A Way of Life, Like Any Other
New York Review of Books 1977, 2001
I learned of this book from a British newspaper, in a list of forgotten books that deserved to be rediscovered. I chose it from the list almost by chance. How lucky I feel now, like someone traveling in a foreign city who meets an old friend by chance.
A Way of Life, Like Any Other is a picaresque tale of Hollywood in the fifties, hilarious and scathing. A novel, almost a memoir. The protagonist (like Darcy O’Brien himself) is the child of two Hollywood stars in decline.
At first glance you might mistake the book for one of those happy/sad accounts of famous parents that turn up now and then in The New Yorker magazine. But this novel is much funnier and sadder and not nearly so harmless. Darcy O’Brien is willing to be angrier than almost anyone will admit to being nowadays. His account of his mother’s defeat by a Christmas Pudding is very funny and very sad, but most of all it is furious.
Demolishing several lives in 155 pages, this is a novel in a delicious hurry, racking up conquests and disasters at a careening speed that seems both fun and generous, like a brilliant friend who buys your drinks all night and says, “Brace yourself. I’m going to tell you everything.”

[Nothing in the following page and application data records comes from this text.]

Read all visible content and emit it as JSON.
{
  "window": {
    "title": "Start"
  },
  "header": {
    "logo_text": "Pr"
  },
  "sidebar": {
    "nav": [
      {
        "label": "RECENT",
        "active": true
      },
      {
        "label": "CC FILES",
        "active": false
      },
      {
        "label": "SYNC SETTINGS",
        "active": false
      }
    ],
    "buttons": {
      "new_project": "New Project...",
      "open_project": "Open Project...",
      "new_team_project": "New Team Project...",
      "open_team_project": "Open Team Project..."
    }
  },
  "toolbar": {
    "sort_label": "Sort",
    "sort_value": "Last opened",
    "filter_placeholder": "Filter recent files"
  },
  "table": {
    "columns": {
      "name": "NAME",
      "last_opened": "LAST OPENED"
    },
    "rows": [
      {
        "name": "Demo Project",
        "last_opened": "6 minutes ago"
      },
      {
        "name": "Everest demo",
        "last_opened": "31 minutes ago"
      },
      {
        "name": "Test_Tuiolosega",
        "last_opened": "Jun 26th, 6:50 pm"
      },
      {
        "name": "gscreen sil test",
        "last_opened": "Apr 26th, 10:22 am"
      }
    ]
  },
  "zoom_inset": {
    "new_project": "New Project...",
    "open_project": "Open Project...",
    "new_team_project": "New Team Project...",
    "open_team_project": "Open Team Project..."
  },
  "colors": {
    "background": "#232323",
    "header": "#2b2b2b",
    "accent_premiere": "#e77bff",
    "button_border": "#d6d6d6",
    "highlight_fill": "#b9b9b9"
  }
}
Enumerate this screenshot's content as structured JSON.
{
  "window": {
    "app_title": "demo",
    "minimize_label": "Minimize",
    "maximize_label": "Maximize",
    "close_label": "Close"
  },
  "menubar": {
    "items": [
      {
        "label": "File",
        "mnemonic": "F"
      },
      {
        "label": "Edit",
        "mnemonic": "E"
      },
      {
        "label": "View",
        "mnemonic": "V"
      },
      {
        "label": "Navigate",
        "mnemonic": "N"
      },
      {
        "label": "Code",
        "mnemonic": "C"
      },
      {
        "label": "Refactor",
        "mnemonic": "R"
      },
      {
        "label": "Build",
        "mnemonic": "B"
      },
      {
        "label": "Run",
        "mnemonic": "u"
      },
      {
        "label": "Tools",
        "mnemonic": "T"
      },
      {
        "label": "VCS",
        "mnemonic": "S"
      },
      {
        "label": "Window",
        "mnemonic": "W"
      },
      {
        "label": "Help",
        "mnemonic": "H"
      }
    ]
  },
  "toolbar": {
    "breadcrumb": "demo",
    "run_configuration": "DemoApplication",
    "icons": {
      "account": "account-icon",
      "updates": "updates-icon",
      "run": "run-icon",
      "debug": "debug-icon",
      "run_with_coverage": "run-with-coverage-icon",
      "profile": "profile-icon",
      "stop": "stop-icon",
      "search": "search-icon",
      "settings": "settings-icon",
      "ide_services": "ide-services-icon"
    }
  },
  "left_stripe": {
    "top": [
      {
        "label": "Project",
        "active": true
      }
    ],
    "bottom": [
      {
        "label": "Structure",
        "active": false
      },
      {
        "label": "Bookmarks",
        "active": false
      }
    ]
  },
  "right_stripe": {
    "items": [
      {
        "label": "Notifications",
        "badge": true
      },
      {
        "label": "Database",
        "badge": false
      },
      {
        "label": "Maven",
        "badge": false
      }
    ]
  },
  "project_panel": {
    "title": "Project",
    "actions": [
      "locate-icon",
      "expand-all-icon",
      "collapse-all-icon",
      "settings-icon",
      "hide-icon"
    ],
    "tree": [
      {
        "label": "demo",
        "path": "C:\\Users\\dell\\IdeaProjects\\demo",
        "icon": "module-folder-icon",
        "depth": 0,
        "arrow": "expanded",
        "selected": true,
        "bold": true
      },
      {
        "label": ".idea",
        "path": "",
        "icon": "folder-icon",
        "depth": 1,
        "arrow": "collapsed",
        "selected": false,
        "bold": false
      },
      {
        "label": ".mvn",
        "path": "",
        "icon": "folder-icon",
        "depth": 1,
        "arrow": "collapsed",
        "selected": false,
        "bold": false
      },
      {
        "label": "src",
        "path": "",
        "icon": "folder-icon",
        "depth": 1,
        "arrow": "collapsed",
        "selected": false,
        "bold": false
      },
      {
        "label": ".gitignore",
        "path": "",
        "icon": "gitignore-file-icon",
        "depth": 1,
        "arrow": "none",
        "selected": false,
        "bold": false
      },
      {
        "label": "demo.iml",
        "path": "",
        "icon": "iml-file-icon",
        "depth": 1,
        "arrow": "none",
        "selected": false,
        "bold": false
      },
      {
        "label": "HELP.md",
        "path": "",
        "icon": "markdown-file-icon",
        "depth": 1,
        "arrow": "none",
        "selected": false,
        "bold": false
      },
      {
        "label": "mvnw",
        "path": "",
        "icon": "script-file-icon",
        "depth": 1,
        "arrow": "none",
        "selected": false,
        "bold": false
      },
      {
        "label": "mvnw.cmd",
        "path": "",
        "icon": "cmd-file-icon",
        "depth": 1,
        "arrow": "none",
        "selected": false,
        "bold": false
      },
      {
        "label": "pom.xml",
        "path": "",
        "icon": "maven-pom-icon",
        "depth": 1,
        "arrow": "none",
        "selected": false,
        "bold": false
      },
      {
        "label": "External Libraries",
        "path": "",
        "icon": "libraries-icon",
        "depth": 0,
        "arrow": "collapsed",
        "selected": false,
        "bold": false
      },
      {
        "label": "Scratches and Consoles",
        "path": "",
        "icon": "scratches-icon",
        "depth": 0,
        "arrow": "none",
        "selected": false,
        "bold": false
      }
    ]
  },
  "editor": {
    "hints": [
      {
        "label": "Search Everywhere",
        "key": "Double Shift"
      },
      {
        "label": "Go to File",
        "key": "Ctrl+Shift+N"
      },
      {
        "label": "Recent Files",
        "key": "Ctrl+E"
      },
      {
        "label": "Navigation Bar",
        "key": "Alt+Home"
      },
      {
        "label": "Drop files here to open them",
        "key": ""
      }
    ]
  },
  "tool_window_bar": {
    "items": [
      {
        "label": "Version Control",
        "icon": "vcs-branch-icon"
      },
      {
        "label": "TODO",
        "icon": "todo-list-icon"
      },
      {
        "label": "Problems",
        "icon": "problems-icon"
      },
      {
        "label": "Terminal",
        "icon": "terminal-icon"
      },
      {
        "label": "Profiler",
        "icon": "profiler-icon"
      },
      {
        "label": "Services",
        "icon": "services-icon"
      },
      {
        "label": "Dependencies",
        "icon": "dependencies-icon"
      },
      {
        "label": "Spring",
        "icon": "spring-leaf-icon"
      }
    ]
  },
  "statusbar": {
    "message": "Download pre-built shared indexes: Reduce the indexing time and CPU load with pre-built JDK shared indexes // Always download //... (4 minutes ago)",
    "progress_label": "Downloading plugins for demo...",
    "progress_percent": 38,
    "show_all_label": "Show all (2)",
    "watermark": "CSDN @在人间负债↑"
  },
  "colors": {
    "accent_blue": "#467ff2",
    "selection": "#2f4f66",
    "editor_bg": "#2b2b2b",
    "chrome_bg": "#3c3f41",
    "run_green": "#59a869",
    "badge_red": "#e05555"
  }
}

How this book has avoided becoming a famous movie is a total mystery. The closest thing to a moral comes on page 105: “No child aspires to repeat the tragedy of his parents but must avert the compulsion to do so.”
A Way of Life, Like Any Other on sale at the New York Review of Books site.